Promotion of low flush toilets in urban Mozambique from innovation idea to social enterprise

Infographic of the Biological Urban Sanitation project (BUSP) in Maputo

The Pia Fantastica toilet flushes with just one cup of water under an angle of 45 degrees and has no water seal. It has the convenience of a pedestal like a conventional ceramic toilet, and, if well installed, has no smell or fly problem. It is a toilet made out of concrete which can be produced for a price of just US$ 6.50 and is therefore attractive to the local sanitation market.

The Pia Fantastica was developed as part of the Biological Urban Sanitation Project (2016–2019) where Black Soldier Fly larvae were used for environmental friendly pit emptying.

The project has been translated into a social enterprise “Susamati” run by young professionals in Maputo, Mozambique. Setting up an enterprise is about building a team as well as marketing and sales. At this point, making a financially sustainable enterprise remains a challenge.

Annemarieke J. Mooijman, Yvette E. van Dok, Manuel Lélio A. Gungulo, Björn  Brandberg, Promotion of low flush toilets in urban Mozambique from innovation  idea to social enterprise, Environmental Science & Policy, Volume 116, 2021, Pages 287-291
http://www.sciencedirect.com/science/article/pii/S1462901120314167
Use this link for 50 day free access to full article.

India: Sulabh features in UNDP report on business strategies that engage the poor

Sulabh International ‘s work on low-cost sanitation in India and abroad was chosen as one of the 50 successful business models for targetting the poor that feature in UNDP’s new report “Creating Value for All: Strategies for Doing Business with the Poor” released on 1 July 2008. The full case study “Sulabh International: A Movement to Liberate Scavengers by Implementing a Low-Cost, Safe Sanitation System (India)” reviews the positive outcomes for the poor, key constraints and key strategies used.

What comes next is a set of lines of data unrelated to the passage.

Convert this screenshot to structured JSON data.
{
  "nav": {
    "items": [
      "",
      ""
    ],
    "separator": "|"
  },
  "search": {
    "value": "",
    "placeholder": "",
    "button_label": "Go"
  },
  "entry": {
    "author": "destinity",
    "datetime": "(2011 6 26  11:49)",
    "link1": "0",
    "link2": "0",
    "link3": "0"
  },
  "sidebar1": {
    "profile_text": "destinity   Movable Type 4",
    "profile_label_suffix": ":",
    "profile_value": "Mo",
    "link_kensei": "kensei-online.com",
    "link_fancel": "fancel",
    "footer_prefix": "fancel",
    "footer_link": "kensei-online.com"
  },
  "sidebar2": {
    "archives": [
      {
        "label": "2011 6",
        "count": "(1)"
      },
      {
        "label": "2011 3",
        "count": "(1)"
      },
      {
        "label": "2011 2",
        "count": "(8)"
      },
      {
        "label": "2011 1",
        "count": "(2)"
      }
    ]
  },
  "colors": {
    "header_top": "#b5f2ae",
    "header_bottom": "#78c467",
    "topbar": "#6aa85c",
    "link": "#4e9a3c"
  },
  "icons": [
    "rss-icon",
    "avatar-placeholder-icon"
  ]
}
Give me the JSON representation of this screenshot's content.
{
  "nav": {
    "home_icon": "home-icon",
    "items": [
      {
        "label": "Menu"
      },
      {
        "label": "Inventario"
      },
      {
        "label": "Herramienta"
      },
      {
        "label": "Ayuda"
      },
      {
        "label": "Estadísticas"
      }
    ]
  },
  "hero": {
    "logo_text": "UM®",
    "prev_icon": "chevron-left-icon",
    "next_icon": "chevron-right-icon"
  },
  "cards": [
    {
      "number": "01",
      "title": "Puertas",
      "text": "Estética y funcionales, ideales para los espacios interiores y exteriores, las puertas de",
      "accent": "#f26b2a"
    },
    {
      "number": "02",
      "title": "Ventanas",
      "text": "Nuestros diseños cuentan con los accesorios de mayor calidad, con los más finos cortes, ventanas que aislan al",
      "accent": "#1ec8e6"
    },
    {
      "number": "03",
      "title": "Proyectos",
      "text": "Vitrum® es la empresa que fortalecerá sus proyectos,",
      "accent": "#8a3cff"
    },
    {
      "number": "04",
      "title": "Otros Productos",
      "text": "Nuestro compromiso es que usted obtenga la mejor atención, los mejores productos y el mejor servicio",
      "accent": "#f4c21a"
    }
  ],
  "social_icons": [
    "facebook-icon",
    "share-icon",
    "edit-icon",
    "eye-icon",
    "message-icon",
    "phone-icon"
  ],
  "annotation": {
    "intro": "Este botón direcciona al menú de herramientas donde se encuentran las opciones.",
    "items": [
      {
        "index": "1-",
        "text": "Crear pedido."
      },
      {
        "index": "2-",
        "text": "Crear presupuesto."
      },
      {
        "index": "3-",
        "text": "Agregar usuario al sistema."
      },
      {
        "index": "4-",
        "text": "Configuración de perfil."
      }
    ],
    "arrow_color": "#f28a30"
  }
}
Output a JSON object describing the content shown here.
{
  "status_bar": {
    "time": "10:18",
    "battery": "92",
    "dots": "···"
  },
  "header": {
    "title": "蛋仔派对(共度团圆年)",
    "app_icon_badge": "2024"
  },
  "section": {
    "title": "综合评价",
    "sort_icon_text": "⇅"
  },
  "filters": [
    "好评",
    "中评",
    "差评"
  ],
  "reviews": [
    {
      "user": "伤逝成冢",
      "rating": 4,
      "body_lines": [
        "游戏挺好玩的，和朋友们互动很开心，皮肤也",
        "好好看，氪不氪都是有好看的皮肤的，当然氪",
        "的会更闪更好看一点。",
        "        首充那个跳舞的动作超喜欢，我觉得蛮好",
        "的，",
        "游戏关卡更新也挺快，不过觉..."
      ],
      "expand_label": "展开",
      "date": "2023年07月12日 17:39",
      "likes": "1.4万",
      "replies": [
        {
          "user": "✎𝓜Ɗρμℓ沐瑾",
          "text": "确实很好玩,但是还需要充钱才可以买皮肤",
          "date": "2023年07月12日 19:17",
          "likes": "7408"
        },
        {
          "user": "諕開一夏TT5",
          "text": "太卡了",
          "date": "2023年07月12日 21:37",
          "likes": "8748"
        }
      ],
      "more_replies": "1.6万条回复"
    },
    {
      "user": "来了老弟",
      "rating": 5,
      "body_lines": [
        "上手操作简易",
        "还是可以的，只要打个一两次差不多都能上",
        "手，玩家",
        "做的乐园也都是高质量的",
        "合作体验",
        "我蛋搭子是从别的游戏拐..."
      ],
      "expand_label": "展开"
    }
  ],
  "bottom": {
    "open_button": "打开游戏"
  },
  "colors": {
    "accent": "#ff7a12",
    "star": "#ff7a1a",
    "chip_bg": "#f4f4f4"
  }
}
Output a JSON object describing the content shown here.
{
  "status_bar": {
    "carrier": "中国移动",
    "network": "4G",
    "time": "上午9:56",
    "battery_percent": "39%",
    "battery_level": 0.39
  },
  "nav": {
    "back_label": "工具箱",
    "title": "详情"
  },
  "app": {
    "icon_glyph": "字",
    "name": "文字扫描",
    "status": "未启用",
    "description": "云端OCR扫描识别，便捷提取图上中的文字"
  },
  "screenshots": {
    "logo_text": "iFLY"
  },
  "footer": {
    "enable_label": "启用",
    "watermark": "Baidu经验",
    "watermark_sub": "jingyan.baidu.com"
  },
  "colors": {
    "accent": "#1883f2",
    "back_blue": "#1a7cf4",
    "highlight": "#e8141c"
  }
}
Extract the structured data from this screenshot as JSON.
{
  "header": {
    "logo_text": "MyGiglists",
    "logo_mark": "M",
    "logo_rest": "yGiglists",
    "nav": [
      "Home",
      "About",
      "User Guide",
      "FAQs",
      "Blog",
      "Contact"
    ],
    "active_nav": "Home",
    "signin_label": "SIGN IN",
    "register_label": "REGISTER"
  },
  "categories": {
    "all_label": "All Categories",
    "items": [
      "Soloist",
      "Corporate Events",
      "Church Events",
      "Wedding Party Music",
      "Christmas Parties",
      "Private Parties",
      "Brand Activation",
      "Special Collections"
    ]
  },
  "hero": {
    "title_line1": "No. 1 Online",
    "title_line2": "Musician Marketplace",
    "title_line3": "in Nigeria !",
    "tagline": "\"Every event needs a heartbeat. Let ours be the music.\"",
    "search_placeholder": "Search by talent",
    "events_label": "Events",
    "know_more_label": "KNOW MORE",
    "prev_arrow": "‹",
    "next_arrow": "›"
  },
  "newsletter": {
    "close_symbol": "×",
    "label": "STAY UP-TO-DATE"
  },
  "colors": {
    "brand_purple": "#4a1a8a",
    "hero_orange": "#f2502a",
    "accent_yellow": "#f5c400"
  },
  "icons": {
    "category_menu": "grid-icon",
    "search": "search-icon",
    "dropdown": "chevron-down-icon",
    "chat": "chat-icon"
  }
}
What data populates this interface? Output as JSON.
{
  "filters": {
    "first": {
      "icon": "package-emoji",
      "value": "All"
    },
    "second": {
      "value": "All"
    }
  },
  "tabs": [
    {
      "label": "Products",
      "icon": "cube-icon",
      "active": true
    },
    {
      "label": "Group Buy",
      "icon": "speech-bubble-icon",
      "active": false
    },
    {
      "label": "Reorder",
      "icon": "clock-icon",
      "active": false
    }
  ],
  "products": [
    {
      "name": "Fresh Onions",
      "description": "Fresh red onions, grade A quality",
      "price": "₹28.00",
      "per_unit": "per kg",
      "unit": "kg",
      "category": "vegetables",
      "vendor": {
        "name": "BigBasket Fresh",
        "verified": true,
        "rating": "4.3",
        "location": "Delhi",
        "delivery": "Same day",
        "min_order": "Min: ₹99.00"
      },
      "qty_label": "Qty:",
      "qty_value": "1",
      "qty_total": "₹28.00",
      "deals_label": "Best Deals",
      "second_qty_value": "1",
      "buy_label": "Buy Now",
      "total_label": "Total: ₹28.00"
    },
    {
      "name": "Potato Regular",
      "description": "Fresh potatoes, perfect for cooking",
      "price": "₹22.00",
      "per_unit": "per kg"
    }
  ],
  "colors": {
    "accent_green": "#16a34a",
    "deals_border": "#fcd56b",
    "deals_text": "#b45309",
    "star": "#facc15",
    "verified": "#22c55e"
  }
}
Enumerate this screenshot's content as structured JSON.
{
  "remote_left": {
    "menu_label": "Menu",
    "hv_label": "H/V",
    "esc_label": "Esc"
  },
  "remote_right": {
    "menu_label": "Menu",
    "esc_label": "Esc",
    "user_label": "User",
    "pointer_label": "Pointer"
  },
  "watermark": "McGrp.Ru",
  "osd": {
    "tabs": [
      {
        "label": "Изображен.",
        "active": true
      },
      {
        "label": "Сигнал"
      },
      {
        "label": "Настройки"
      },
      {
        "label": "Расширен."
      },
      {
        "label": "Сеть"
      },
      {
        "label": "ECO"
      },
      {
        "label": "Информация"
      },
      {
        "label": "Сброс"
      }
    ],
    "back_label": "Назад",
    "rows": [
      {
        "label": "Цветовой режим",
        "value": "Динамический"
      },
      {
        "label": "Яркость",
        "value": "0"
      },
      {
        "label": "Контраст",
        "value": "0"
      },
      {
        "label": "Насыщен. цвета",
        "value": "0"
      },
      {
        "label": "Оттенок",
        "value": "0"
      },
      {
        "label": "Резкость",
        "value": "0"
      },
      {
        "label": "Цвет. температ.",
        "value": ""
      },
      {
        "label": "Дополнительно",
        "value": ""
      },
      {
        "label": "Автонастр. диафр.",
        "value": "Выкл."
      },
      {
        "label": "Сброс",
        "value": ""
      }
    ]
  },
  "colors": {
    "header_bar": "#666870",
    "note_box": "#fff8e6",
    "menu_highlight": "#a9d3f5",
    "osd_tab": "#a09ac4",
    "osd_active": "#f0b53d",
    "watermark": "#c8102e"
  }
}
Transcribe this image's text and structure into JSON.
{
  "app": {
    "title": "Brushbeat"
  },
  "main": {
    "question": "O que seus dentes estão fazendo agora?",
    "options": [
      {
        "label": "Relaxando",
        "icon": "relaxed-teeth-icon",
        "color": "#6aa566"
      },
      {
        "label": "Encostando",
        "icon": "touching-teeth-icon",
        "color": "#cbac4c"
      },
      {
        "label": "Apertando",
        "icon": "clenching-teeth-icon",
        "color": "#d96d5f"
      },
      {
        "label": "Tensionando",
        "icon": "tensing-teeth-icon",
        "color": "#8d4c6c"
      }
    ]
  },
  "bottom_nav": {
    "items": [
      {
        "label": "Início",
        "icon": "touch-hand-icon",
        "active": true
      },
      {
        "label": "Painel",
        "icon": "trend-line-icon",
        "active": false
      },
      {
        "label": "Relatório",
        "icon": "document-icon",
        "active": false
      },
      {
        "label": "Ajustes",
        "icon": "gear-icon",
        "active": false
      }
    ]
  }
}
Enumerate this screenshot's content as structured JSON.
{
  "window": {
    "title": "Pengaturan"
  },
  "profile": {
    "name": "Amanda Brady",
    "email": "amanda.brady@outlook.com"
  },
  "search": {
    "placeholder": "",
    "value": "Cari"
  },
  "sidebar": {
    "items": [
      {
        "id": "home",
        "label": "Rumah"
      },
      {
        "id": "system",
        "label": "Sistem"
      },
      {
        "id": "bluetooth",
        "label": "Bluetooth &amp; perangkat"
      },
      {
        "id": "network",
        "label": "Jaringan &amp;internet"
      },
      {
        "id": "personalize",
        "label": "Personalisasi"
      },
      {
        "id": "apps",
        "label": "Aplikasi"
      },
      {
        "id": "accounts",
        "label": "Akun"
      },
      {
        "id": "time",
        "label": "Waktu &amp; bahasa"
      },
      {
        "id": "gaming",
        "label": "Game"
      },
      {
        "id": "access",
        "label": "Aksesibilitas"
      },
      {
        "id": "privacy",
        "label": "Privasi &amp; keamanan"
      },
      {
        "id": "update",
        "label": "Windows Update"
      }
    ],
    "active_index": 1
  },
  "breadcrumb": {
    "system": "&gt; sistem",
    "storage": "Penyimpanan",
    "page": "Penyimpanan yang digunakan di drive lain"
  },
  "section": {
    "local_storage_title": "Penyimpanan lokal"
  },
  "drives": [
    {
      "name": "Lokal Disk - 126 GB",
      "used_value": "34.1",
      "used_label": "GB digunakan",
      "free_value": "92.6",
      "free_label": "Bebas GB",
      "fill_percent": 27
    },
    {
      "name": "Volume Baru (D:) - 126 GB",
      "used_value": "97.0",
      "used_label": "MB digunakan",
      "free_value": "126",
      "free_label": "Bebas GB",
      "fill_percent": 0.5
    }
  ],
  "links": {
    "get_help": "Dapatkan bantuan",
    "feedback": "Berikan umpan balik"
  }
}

In 2005, Sulabh’s revenues, mainly from the construction of household latrines and pay-per-use public toilets, reached nearly Rs 1250 million (US$32 million) with a 15 percent surplus (i.e. approximately US$5 million).  The surplus was used to run social programmes.

The case study not only deals with the successes of Sulabh but also addresses criticism of its approach  and some failures, such as the termination of its contract by the Municipal Corporation of Delhi (MCD) to maintain 1,953 public toilets in the city. Other players, like SPARC (Society for Promotion of Area Resource Centers), Fumes International  and Gram Vikas, emerged in 2004/2005 to challenge Sulabh’s monopoly in working with state governments.

Sulabh’s founder, Bindheshwar Pathak, revealed his new vision for the organisation in which it would move away from implementation and focus on the establishment of Sulabh’s Sanitation University. Sulabh was cultivating 23 non-profit organizations started by former employees to implement and run projects in its place, a trend Pathak expected to continue.